How should one handle situations involving members of a protected class?
Before you terminate, look very carefully at whom it is complaining about the employee and what it is that everyone’s finding so offensive. Make sure there’s not some stereotypes or any bias in making the judgment about the employee’s "attitude." Are you applying a different standard to the individual because of the person’s protected class? (After that consideration), proceed as you would anyone else.

Are there any special concerns for dealing with union employees?
Union? It’s very difficult in a union context to discharge an employee for attitude. You have to establish that the conduct is detrimental to the interest of the employer, that it has affected productivity. And look at the progressive discipline of the bargaining agreement.
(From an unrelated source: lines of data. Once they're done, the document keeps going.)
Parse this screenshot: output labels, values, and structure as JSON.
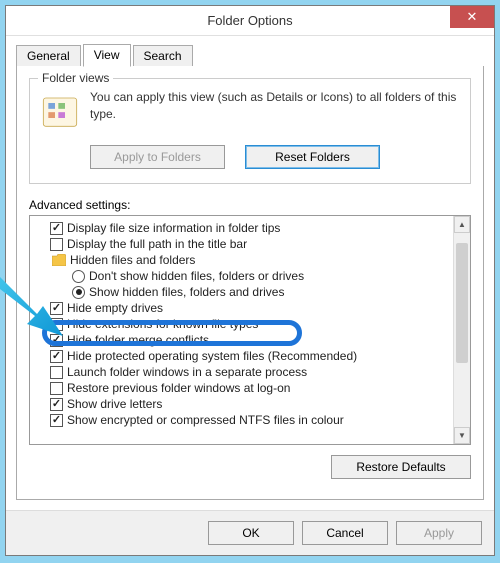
{
  "window": {
    "title": "Folder Options"
  },
  "tabs": {
    "general": "General",
    "view": "View",
    "search": "Search"
  },
  "folder_views": {
    "legend": "Folder views",
    "text": "You can apply this view (such as Details or Icons) to all folders of this type.",
    "apply_btn": "Apply to Folders",
    "reset_btn": "Reset Folders"
  },
  "advanced": {
    "label": "Advanced settings:",
    "items": [
      {
        "type": "chk",
        "checked": true,
        "label": "Display file size information in folder tips"
      },
      {
        "type": "chk",
        "checked": false,
        "label": "Display the full path in the title bar"
      },
      {
        "type": "folder",
        "label": "Hidden files and folders"
      },
      {
        "type": "rad",
        "checked": false,
        "label": "Don't show hidden files, folders or drives"
      },
      {
        "type": "rad",
        "checked": true,
        "label": "Show hidden files, folders and drives"
      },
      {
        "type": "chk",
        "checked": true,
        "label": "Hide empty drives"
      },
      {
        "type": "chk",
        "checked": false,
        "label": "Hide extensions for known file types",
        "highlight": true
      },
      {
        "type": "chk",
        "checked": true,
        "label": "Hide folder merge conflicts"
      },
      {
        "type": "chk",
        "checked": true,
        "label": "Hide protected operating system files (Recommended)"
      },
      {
        "type": "chk",
        "checked": false,
        "label": "Launch folder windows in a separate process"
      },
      {
        "type": "chk",
        "checked": false,
        "label": "Restore previous folder windows at log-on"
      },
      {
        "type": "chk",
        "checked": true,
        "label": "Show drive letters"
      },
      {
        "type": "chk",
        "checked": true,
        "label": "Show encrypted or compressed NTFS files in colour"
      }
    ],
    "restore_btn": "Restore Defaults"
  },
  "buttons": {
    "ok": "OK",
    "cancel": "Cancel",
    "apply": "Apply"
  }
}
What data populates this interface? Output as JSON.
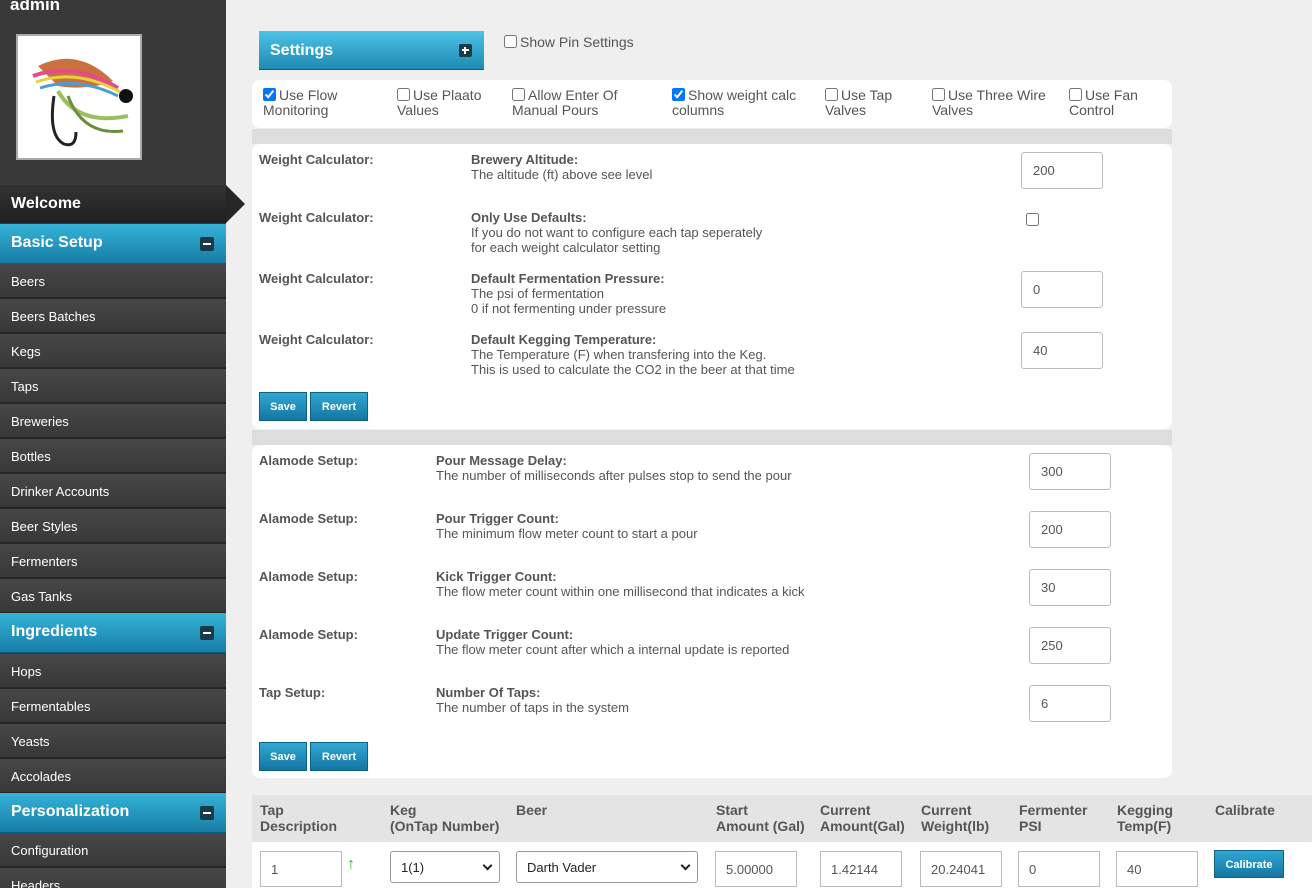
{
  "user": {
    "name": "admin"
  },
  "sidebar": {
    "welcome": "Welcome",
    "sections": [
      {
        "title": "Basic Setup",
        "items": [
          "Beers",
          "Beers Batches",
          "Kegs",
          "Taps",
          "Breweries",
          "Bottles",
          "Drinker Accounts",
          "Beer Styles",
          "Fermenters",
          "Gas Tanks"
        ]
      },
      {
        "title": "Ingredients",
        "items": [
          "Hops",
          "Fermentables",
          "Yeasts",
          "Accolades"
        ]
      },
      {
        "title": "Personalization",
        "items": [
          "Configuration",
          "Headers"
        ]
      }
    ]
  },
  "settings": {
    "title": "Settings",
    "show_pin_settings": "Show Pin Settings",
    "options": [
      {
        "label": "Use Flow Monitoring",
        "checked": true
      },
      {
        "label": "Use Plaato Values",
        "checked": false
      },
      {
        "label": "Allow Enter Of Manual Pours",
        "checked": false
      },
      {
        "label": "Show weight calc columns",
        "checked": true
      },
      {
        "label": "Use Tap Valves",
        "checked": false
      },
      {
        "label": "Use Three Wire Valves",
        "checked": false
      },
      {
        "label": "Use Fan Control",
        "checked": false
      }
    ]
  },
  "weight": {
    "rows": [
      {
        "label": "Weight Calculator:",
        "title": "Brewery Altitude:",
        "desc1": "The altitude (ft) above see level",
        "desc2": "",
        "value": "200"
      },
      {
        "label": "Weight Calculator:",
        "title": "Only Use Defaults:",
        "desc1": "If you do not want to configure each tap seperately",
        "desc2": "for each weight calculator setting",
        "value": ""
      },
      {
        "label": "Weight Calculator:",
        "title": "Default Fermentation Pressure:",
        "desc1": "The psi of fermentation",
        "desc2": "0 if not fermenting under pressure",
        "value": "0"
      },
      {
        "label": "Weight Calculator:",
        "title": "Default Kegging Temperature:",
        "desc1": "The Temperature (F) when transfering into the Keg.",
        "desc2": "This is used to calculate the CO2 in the beer at that time",
        "value": "40"
      }
    ],
    "save": "Save",
    "revert": "Revert"
  },
  "alamode": {
    "rows": [
      {
        "label": "Alamode Setup:",
        "title": "Pour Message Delay:",
        "desc": "The number of milliseconds after pulses stop to send the pour",
        "value": "300"
      },
      {
        "label": "Alamode Setup:",
        "title": "Pour Trigger Count:",
        "desc": "The minimum flow meter count to start a pour",
        "value": "200"
      },
      {
        "label": "Alamode Setup:",
        "title": "Kick Trigger Count:",
        "desc": "The flow meter count within one millisecond that indicates a kick",
        "value": "30"
      },
      {
        "label": "Alamode Setup:",
        "title": "Update Trigger Count:",
        "desc": "The flow meter count after which a internal update is reported",
        "value": "250"
      },
      {
        "label": "Tap Setup:",
        "title": "Number Of Taps:",
        "desc": "The number of taps in the system",
        "value": "6"
      }
    ],
    "save": "Save",
    "revert": "Revert"
  },
  "taps_table": {
    "headers": [
      [
        "Tap",
        "Description"
      ],
      [
        "Keg",
        "(OnTap Number)"
      ],
      [
        "Beer",
        ""
      ],
      [
        "Start",
        "Amount (Gal)"
      ],
      [
        "Current",
        "Amount(Gal)"
      ],
      [
        "Current",
        "Weight(lb)"
      ],
      [
        "Fermenter",
        "PSI"
      ],
      [
        "Kegging",
        "Temp(F)"
      ],
      [
        "Calibrate",
        ""
      ]
    ],
    "row": {
      "tap": "1",
      "keg": "1(1)",
      "beer": "Darth Vader",
      "start_amount": "5.00000",
      "current_amount": "1.42144",
      "current_weight": "20.24041",
      "fermenter_psi": "0",
      "kegging_temp": "40",
      "calibrate": "Calibrate"
    }
  },
  "icons": {
    "arrow_up": "↑"
  },
  "colors": {
    "accent": "#1e8ab2",
    "sidebar": "#393939"
  }
}
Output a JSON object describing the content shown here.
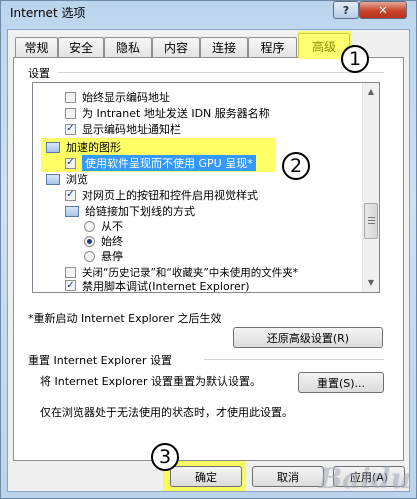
{
  "window": {
    "title": "Internet 选项",
    "help_glyph": "?",
    "close_glyph": "✕"
  },
  "tabs": [
    {
      "label": "常规"
    },
    {
      "label": "安全"
    },
    {
      "label": "隐私"
    },
    {
      "label": "内容"
    },
    {
      "label": "连接"
    },
    {
      "label": "程序"
    },
    {
      "label": "高级",
      "active": true
    }
  ],
  "settings": {
    "group_label": "设置",
    "items": [
      {
        "type": "checkbox",
        "checked": false,
        "label": "始终显示编码地址"
      },
      {
        "type": "checkbox",
        "checked": false,
        "label": "为 Intranet 地址发送 IDN 服务器名称"
      },
      {
        "type": "checkbox",
        "checked": true,
        "label": "显示编码地址通知栏"
      },
      {
        "type": "folder",
        "label": "加速的图形"
      },
      {
        "type": "checkbox",
        "checked": true,
        "label": "使用软件呈现而不使用 GPU 呈现*",
        "selected": true
      },
      {
        "type": "folder",
        "label": "浏览"
      },
      {
        "type": "checkbox",
        "checked": true,
        "label": "对网页上的按钮和控件启用视觉样式"
      },
      {
        "type": "folder",
        "label": "给链接加下划线的方式"
      },
      {
        "type": "radio",
        "checked": false,
        "label": "从不"
      },
      {
        "type": "radio",
        "checked": true,
        "label": "始终"
      },
      {
        "type": "radio",
        "checked": false,
        "label": "悬停"
      },
      {
        "type": "checkbox",
        "checked": false,
        "label": "关闭“历史记录”和“收藏夹”中未使用的文件夹*"
      },
      {
        "type": "checkbox",
        "checked": true,
        "label": "禁用脚本调试(Internet Explorer)"
      }
    ]
  },
  "restart_note": "*重新启动 Internet Explorer 之后生效",
  "restore_button": "还原高级设置(R)",
  "reset": {
    "heading": "重置 Internet Explorer 设置",
    "description": "将 Internet Explorer 设置重置为默认设置。",
    "button": "重置(S)...",
    "note": "仅在浏览器处于无法使用的状态时，才使用此设置。"
  },
  "footer": {
    "ok": "确定",
    "cancel": "取消",
    "apply": "应用(A)"
  },
  "annotations": {
    "one": "1",
    "two": "2",
    "three": "3"
  },
  "watermark": "Baidu"
}
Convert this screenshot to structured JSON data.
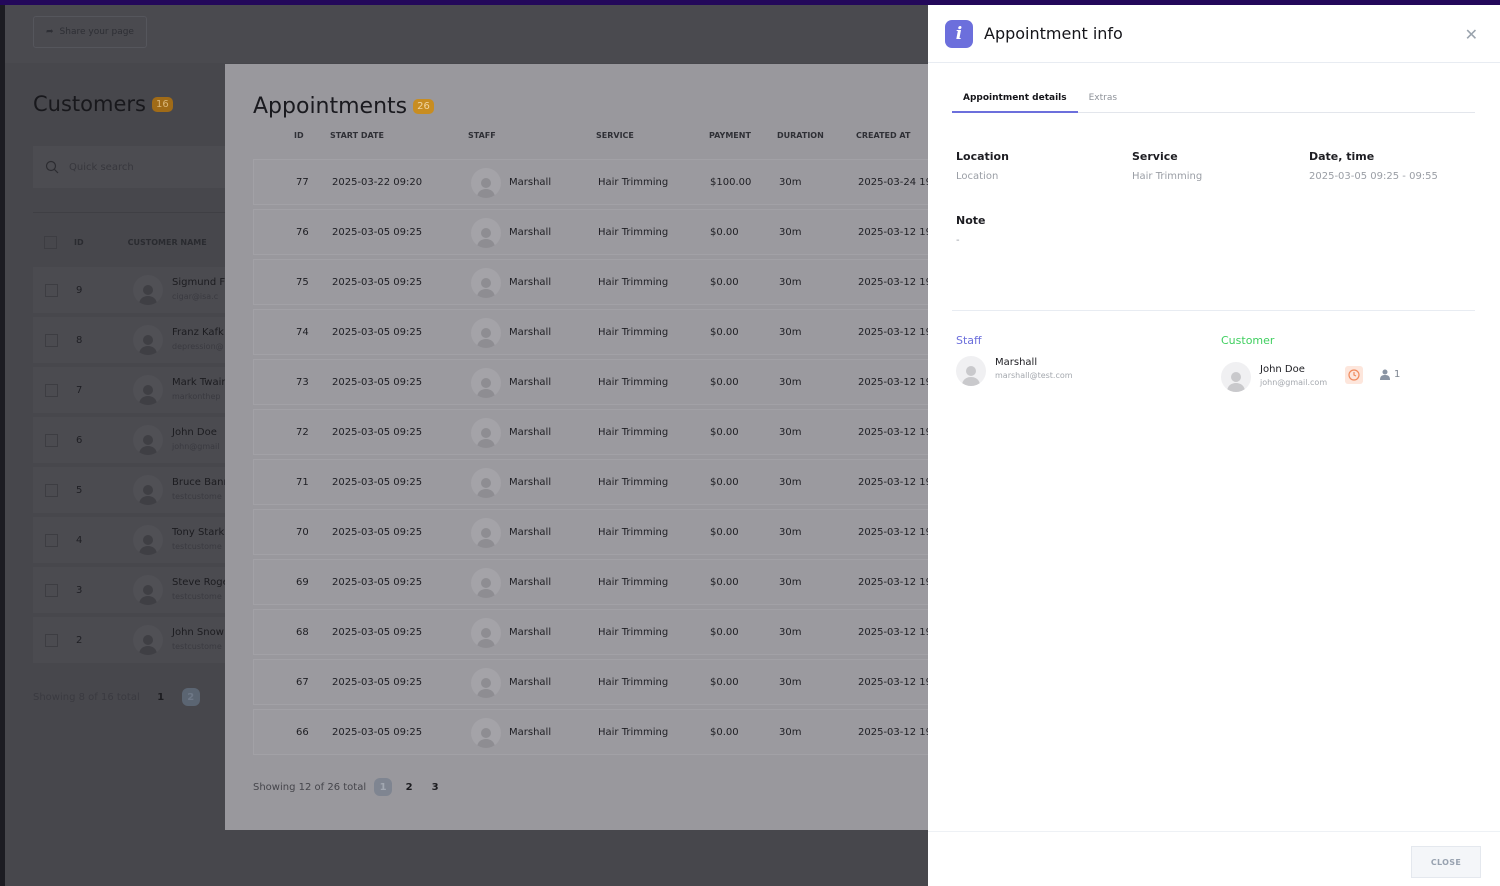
{
  "share_label": "Share your page",
  "customers": {
    "title": "Customers",
    "count": "16",
    "search_placeholder": "Quick search",
    "col_id": "ID",
    "col_name": "CUSTOMER NAME",
    "rows": [
      {
        "id": "9",
        "name": "Sigmund F",
        "email": "cigar@isa.c"
      },
      {
        "id": "8",
        "name": "Franz Kafk",
        "email": "depression@"
      },
      {
        "id": "7",
        "name": "Mark Twair",
        "email": "markonthep"
      },
      {
        "id": "6",
        "name": "John Doe",
        "email": "john@gmail"
      },
      {
        "id": "5",
        "name": "Bruce Banr",
        "email": "testcustome"
      },
      {
        "id": "4",
        "name": "Tony Stark",
        "email": "testcustome"
      },
      {
        "id": "3",
        "name": "Steve Roge",
        "email": "testcustome"
      },
      {
        "id": "2",
        "name": "John Snow",
        "email": "testcustome"
      }
    ],
    "pagination": {
      "summary": "Showing 8 of 16 total",
      "pages": [
        "1",
        "2"
      ],
      "active": "2"
    }
  },
  "appointments": {
    "title": "Appointments",
    "count": "26",
    "columns": [
      "ID",
      "START DATE",
      "STAFF",
      "SERVICE",
      "PAYMENT",
      "DURATION",
      "CREATED AT"
    ],
    "rows": [
      {
        "id": "77",
        "start": "2025-03-22 09:20",
        "staff": "Marshall",
        "service": "Hair Trimming",
        "payment": "$100.00",
        "duration": "30m",
        "created": "2025-03-24 19"
      },
      {
        "id": "76",
        "start": "2025-03-05 09:25",
        "staff": "Marshall",
        "service": "Hair Trimming",
        "payment": "$0.00",
        "duration": "30m",
        "created": "2025-03-12 19"
      },
      {
        "id": "75",
        "start": "2025-03-05 09:25",
        "staff": "Marshall",
        "service": "Hair Trimming",
        "payment": "$0.00",
        "duration": "30m",
        "created": "2025-03-12 19"
      },
      {
        "id": "74",
        "start": "2025-03-05 09:25",
        "staff": "Marshall",
        "service": "Hair Trimming",
        "payment": "$0.00",
        "duration": "30m",
        "created": "2025-03-12 19"
      },
      {
        "id": "73",
        "start": "2025-03-05 09:25",
        "staff": "Marshall",
        "service": "Hair Trimming",
        "payment": "$0.00",
        "duration": "30m",
        "created": "2025-03-12 19"
      },
      {
        "id": "72",
        "start": "2025-03-05 09:25",
        "staff": "Marshall",
        "service": "Hair Trimming",
        "payment": "$0.00",
        "duration": "30m",
        "created": "2025-03-12 19"
      },
      {
        "id": "71",
        "start": "2025-03-05 09:25",
        "staff": "Marshall",
        "service": "Hair Trimming",
        "payment": "$0.00",
        "duration": "30m",
        "created": "2025-03-12 19"
      },
      {
        "id": "70",
        "start": "2025-03-05 09:25",
        "staff": "Marshall",
        "service": "Hair Trimming",
        "payment": "$0.00",
        "duration": "30m",
        "created": "2025-03-12 19"
      },
      {
        "id": "69",
        "start": "2025-03-05 09:25",
        "staff": "Marshall",
        "service": "Hair Trimming",
        "payment": "$0.00",
        "duration": "30m",
        "created": "2025-03-12 19"
      },
      {
        "id": "68",
        "start": "2025-03-05 09:25",
        "staff": "Marshall",
        "service": "Hair Trimming",
        "payment": "$0.00",
        "duration": "30m",
        "created": "2025-03-12 19"
      },
      {
        "id": "67",
        "start": "2025-03-05 09:25",
        "staff": "Marshall",
        "service": "Hair Trimming",
        "payment": "$0.00",
        "duration": "30m",
        "created": "2025-03-12 19"
      },
      {
        "id": "66",
        "start": "2025-03-05 09:25",
        "staff": "Marshall",
        "service": "Hair Trimming",
        "payment": "$0.00",
        "duration": "30m",
        "created": "2025-03-12 19"
      }
    ],
    "pagination": {
      "summary": "Showing 12 of 26 total",
      "pages": [
        "1",
        "2",
        "3"
      ],
      "active": "1"
    }
  },
  "panel": {
    "title": "Appointment info",
    "tabs": [
      "Appointment details",
      "Extras"
    ],
    "location_label": "Location",
    "location_value": "Location",
    "service_label": "Service",
    "service_value": "Hair Trimming",
    "datetime_label": "Date, time",
    "datetime_value": "2025-03-05 09:25 - 09:55",
    "note_label": "Note",
    "note_value": "-",
    "staff_label": "Staff",
    "staff_name": "Marshall",
    "staff_email": "marshall@test.com",
    "customer_label": "Customer",
    "customer_name": "John Doe",
    "customer_email": "john@gmail.com",
    "people_count": "1",
    "close_label": "CLOSE",
    "colors": {
      "accent": "#6c6fdc",
      "staff": "#6c6fdc",
      "customer": "#3fcf5f",
      "clock": "#f08a5d"
    }
  }
}
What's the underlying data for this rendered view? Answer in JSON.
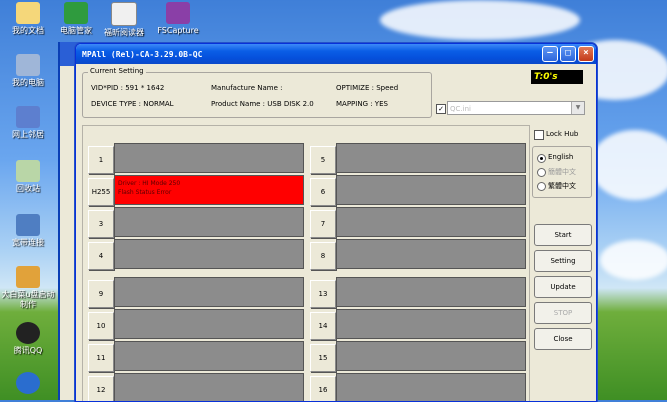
{
  "desktop": {
    "icons": [
      "我的文档",
      "电脑管家",
      "福昕阅读器",
      "FSCapture",
      "我的电脑",
      "网上邻居",
      "回收站",
      "宽带连接",
      "大白菜u盘启动制作",
      "腾讯QQ"
    ],
    "colors": {
      "sky": "#3f7fd8",
      "grass": "#3f8f24"
    }
  },
  "window": {
    "title": "MPAll (Rel)-CA-3.29.0B-QC",
    "controls": [
      "minimize",
      "maximize",
      "close"
    ],
    "current_setting_label": "Current Setting",
    "vid_pid": "VID*PID :  591 * 1642",
    "device_type": "DEVICE TYPE : NORMAL",
    "manufacture": "Manufacture Name :",
    "product": "Product Name : USB DISK 2.0",
    "optimize": "OPTIMIZE : Speed",
    "mapping": "MAPPING : YES",
    "logo": "T:0's",
    "ini_checked": "✓",
    "ini_file": "QC.ini"
  },
  "ports": [
    {
      "btn": "1",
      "text": ""
    },
    {
      "btn": "H255",
      "text": "Driver : HI Mode 250\nFlash Status Error",
      "active": true
    },
    {
      "btn": "3",
      "text": ""
    },
    {
      "btn": "4",
      "text": ""
    },
    {
      "btn": "9",
      "text": ""
    },
    {
      "btn": "10",
      "text": ""
    },
    {
      "btn": "11",
      "text": ""
    },
    {
      "btn": "12",
      "text": ""
    },
    {
      "btn": "5",
      "text": ""
    },
    {
      "btn": "6",
      "text": ""
    },
    {
      "btn": "7",
      "text": ""
    },
    {
      "btn": "8",
      "text": ""
    },
    {
      "btn": "13",
      "text": ""
    },
    {
      "btn": "14",
      "text": ""
    },
    {
      "btn": "15",
      "text": ""
    },
    {
      "btn": "16",
      "text": ""
    }
  ],
  "right_panel": {
    "lock_hub": "Lock Hub",
    "languages": [
      "English",
      "簡體中文",
      "繁體中文"
    ],
    "selected_language": "English",
    "buttons": {
      "start": "Start",
      "setting": "Setting",
      "update": "Update",
      "stop": "STOP",
      "close": "Close"
    }
  }
}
Finally, what if the employee is a fine employee but just difficult to work with, just an extremely unpleasant person? How do you handle that?
First, you should see who it is the employee’s not getting along with -- co-workers or the supervisor. If it’s the supervisor, you need to address it, because the supervisor is going to begin to evaluate the employee differently even though all of the objective data indicates the employee is producing well. So see if the employee is being subtly insubordinate to the supervisor, because that could lead to problems down the road. It may be a lack of skill of the supervisor in getting someone he or she doesn’t like to perform well.

And if it’s co-workers who are complaining?
The employee who’s a high producer, reliable and good for business, but co-workers just don’t like him or her --there’s no way to fix that problem because it’s a matter of opinion. It’s very hard to discipline anyone for an inability to associate with others, unless it’s a matter of teamwork, and the team members aren’t working cooperatively with each other. That’s the only way you can really (get at) that problem.

Anything else?
It’s been my experience that a long-service employee who exhibits new behavior as a bad attitude has underlying reasons that are either personal or medical that you may not be familiar with, or under most laws (you may not) inquire about. It may (be) the situation in which counseling or affording access to the Employee Assistance Plan (EAP) to assist that employee (will help).

How should human resources professionals approach that?
When an employee has a series of problems, (outline the problems for the employee), ask for any explanation for the behavior, ask if he or she needs any assistance, explain that (your conversation with him or her is) confidential. Just give the employee that opportunity.

Workforce, July 1998, Vol. 77, No. 7, pp. 82-84.